Objectives: To evaluate the improvement in extremity cone-beam computed tomography (CBCT) image quality in datasets with motion artifact using a motion compensation method based on maximizing image sharpness. Methods: Following IRB approval, retrospective analysis of 308 CBCT scans of lower extremities was performed by a fellowship-trained musculoskeletal radiologist to identify images with moderate to severe motion artifact. Twenty-four scans of 22 patients (18 male, four female; mean, 32 years old, range, 21–74 years old) were chosen for inclusion. Sharp (bone) and smooth (soft tissue) reconstructions were processed using the motion compensation algorithm.
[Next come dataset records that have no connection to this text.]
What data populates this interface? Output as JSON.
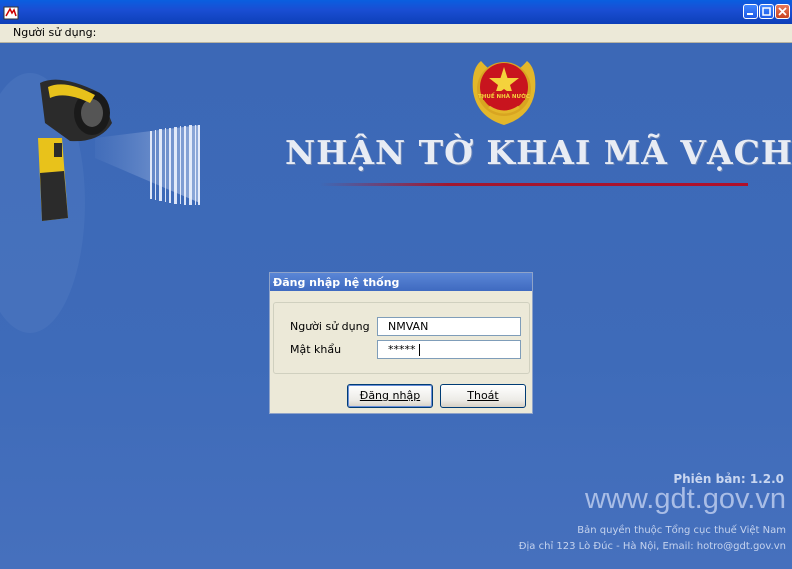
{
  "window": {
    "title": ""
  },
  "menu": {
    "items": [
      "Người sử dụng:"
    ]
  },
  "header": {
    "title": "NHẬN TỜ KHAI MÃ VẠCH",
    "emblem_text": "THUẾ NHÀ NƯỚC"
  },
  "login_dialog": {
    "title": "Đăng nhập hệ thống",
    "username_label": "Người sử dụng",
    "username_value": "NMVAN",
    "password_label": "Mật khẩu",
    "password_value": "*****",
    "login_button_label": "Đăng nhập",
    "exit_button_label": "Thoát"
  },
  "footer": {
    "version": "Phiên bản: 1.2.0",
    "website": "www.gdt.gov.vn",
    "copyright": "Bản quyền thuộc Tổng cục thuế Việt Nam",
    "address": "Địa chỉ 123 Lò Đúc - Hà Nội,  Email: hotro@gdt.gov.vn"
  },
  "icons": {
    "app": "app-icon",
    "minimize": "minimize-icon",
    "maximize": "maximize-icon",
    "close": "close-icon",
    "scanner": "barcode-scanner-icon",
    "emblem": "emblem-icon"
  },
  "colors": {
    "background": "#3d6ab8",
    "title_text": "#e8ecf4",
    "accent_line": "#b0102a",
    "titlebar": "#0a5fe0"
  }
}
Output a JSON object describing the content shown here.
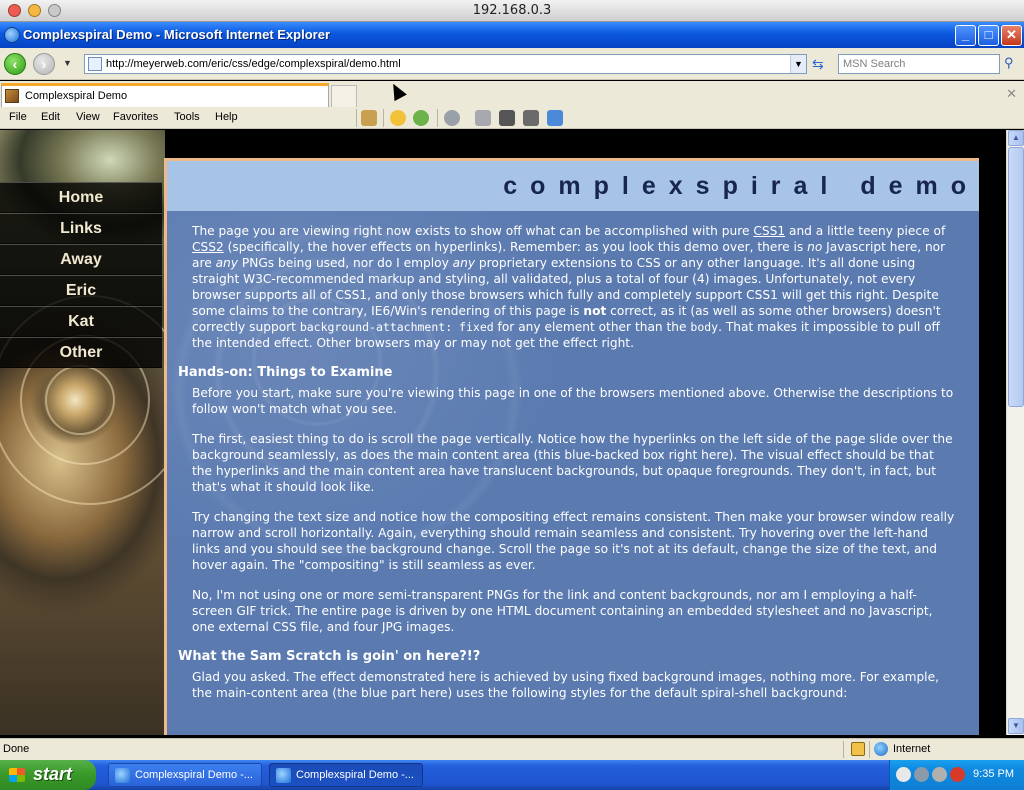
{
  "mac_window": {
    "title": "192.168.0.3"
  },
  "ie_window": {
    "title": "Complexspiral Demo - Microsoft Internet Explorer",
    "buttons": {
      "minimize": "_",
      "maximize": "□",
      "close": "✕"
    }
  },
  "address_bar": {
    "url": "http://meyerweb.com/eric/css/edge/complexspiral/demo.html",
    "search_placeholder": "MSN Search"
  },
  "tabs": [
    {
      "label": "Complexspiral Demo"
    }
  ],
  "menu": [
    "File",
    "Edit",
    "View",
    "Favorites",
    "Tools",
    "Help"
  ],
  "sidebar": {
    "links": [
      "Home",
      "Links",
      "Away",
      "Eric",
      "Kat",
      "Other"
    ]
  },
  "content": {
    "heading": "complexspiral demo",
    "intro_parts": {
      "a": "The page you are viewing right now exists to show off what can be accomplished with pure ",
      "link1": "CSS1",
      "b": " and a little teeny piece of ",
      "link2": "CSS2",
      "c": " (specifically, the hover effects on hyperlinks). Remember: as you look this demo over, there is ",
      "em1": "no",
      "d": " Javascript here, nor are ",
      "em2": "any",
      "e": " PNGs being used, nor do I employ ",
      "em3": "any",
      "f": " proprietary extensions to CSS or any other language. It's all done using straight W3C-recommended markup and styling, all validated, plus a total of four (4) images. Unfortunately, not every browser supports all of CSS1, and only those browsers which fully and completely support CSS1 will get this right. Despite some claims to the contrary, IE6/Win's rendering of this page is ",
      "strong1": "not",
      "g": " correct, as it (as well as some other browsers) doesn't correctly support ",
      "code1": "background-attachment: fixed",
      "h": " for any element other than the ",
      "code2": "body",
      "i": ". That makes it impossible to pull off the intended effect. Other browsers may or may not get the effect right."
    },
    "section1_title": "Hands-on: Things to Examine",
    "section1_paras": [
      "Before you start, make sure you're viewing this page in one of the browsers mentioned above. Otherwise the descriptions to follow won't match what you see.",
      "The first, easiest thing to do is scroll the page vertically. Notice how the hyperlinks on the left side of the page slide over the background seamlessly, as does the main content area (this blue-backed box right here). The visual effect should be that the hyperlinks and the main content area have translucent backgrounds, but opaque foregrounds. They don't, in fact, but that's what it should look like.",
      "Try changing the text size and notice how the compositing effect remains consistent. Then make your browser window really narrow and scroll horizontally. Again, everything should remain seamless and consistent. Try hovering over the left-hand links and you should see the background change. Scroll the page so it's not at its default, change the size of the text, and hover again. The \"compositing\" is still seamless as ever.",
      "No, I'm not using one or more semi-transparent PNGs for the link and content backgrounds, nor am I employing a half-screen GIF trick. The entire page is driven by one HTML document containing an embedded stylesheet and no Javascript, one external CSS file, and four JPG images."
    ],
    "section2_title": "What the Sam Scratch is goin' on here?!?",
    "section2_paras": [
      "Glad you asked. The effect demonstrated here is achieved by using fixed background images, nothing more. For example, the main-content area (the blue part here) uses the following styles for the default spiral-shell background:"
    ]
  },
  "status_bar": {
    "message": "Done",
    "zone": "Internet"
  },
  "taskbar": {
    "start_label": "start",
    "tasks": [
      "Complexspiral Demo -...",
      "Complexspiral Demo -..."
    ],
    "clock": "9:35 PM"
  }
}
Two experts rated visualization of trabecular bone, cortical bone, joint spaces, and tendon on a nine-level Likert scale with and without motion compensation (a total of 96 datasets). Visual grading characteristics (VGC) was used to quantitatively determine the difference in image quality following motion compensation. Intra-class correlation coefficient (ICC) was obtained to assess inter-observer agreement. Results: Motion-compensated images exhibited appreciable reduction in artifacts. The observer study demonstrated the associated improvement in diagnostic quality. The fraction of cases receiving scores better than “Fair” increased from less than 10% without compensation to 40–70% following compensation, depending on the task. The area under the VGC curve was 0.75 (tendon) to 0.85 (cortical bone), confirming preference for motion compensated images. ICC values showed excellent agreement between readers before (ICC range, 0.8–0.91) and after motion compensation (ICC range, 0.92–0.97). Conclusions: The motion compensation algorithm significantly improved the visualization of bone and soft tissue structures in extremity CBCT for cases exhibiting patient motion.
- Extremity cone-beam CT
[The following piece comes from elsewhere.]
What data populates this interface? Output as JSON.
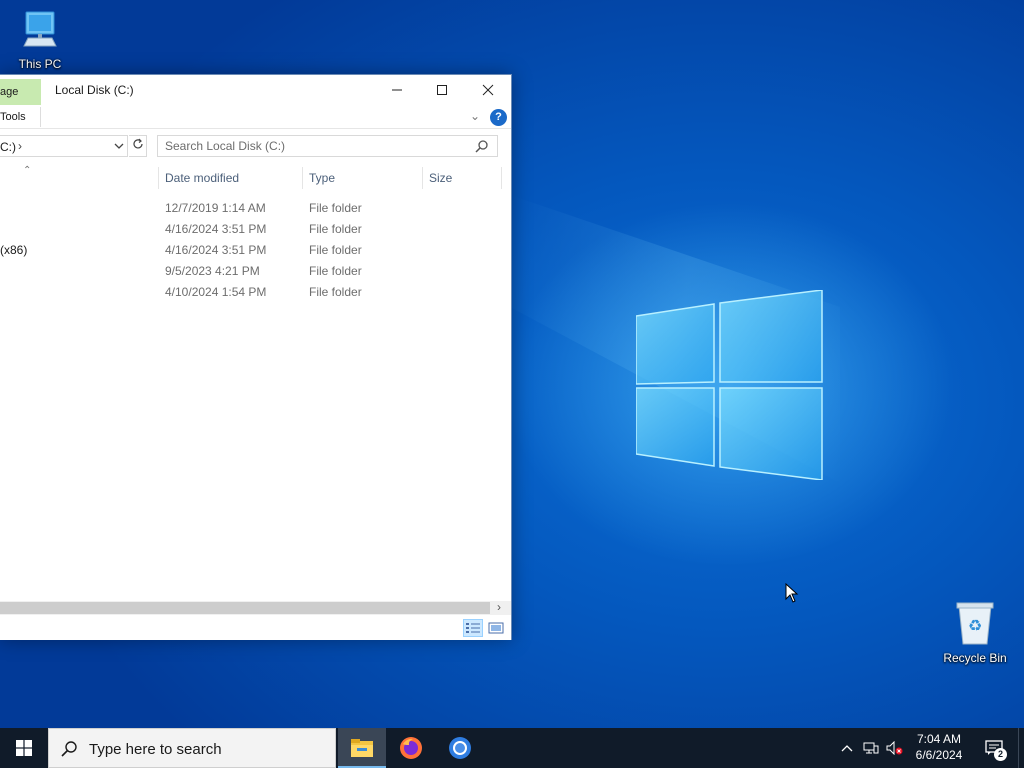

- Motion compensation
- Visual grading characteristic
ASJC Scopus subject areas
- Radiology Nuclear Medicine and imaging